_HOW TO COMPLETE THIS TASK:_
Looking through the records that follow, determine how many lines contain "ASUS" and reply with that number alone.

++++ RECORDS PROVIDED ++++

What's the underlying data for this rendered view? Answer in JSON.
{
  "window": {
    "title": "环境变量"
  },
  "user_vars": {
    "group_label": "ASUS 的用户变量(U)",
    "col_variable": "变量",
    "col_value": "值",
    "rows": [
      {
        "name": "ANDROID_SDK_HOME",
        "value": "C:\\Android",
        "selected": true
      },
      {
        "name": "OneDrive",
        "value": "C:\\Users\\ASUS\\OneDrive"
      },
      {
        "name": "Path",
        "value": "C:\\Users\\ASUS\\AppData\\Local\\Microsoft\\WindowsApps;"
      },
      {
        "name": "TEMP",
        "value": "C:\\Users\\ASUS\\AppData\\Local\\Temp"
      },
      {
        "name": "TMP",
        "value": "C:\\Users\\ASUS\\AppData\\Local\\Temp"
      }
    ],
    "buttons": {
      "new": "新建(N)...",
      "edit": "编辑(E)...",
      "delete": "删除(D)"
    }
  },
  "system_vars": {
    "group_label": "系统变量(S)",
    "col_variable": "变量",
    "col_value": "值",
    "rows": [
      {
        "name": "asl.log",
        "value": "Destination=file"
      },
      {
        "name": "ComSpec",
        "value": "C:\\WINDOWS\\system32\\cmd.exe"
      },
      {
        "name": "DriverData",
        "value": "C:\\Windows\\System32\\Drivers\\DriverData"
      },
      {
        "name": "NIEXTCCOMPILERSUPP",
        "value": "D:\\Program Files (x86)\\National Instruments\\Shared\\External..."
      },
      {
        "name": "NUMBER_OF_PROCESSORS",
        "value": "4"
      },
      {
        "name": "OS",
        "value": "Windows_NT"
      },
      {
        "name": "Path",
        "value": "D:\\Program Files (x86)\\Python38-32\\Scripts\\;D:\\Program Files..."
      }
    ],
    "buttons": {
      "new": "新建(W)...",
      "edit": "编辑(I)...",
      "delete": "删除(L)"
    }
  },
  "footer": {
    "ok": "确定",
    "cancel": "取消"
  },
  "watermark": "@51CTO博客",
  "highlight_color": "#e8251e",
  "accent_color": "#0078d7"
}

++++

_RESULT FOR THIS TASK:_
5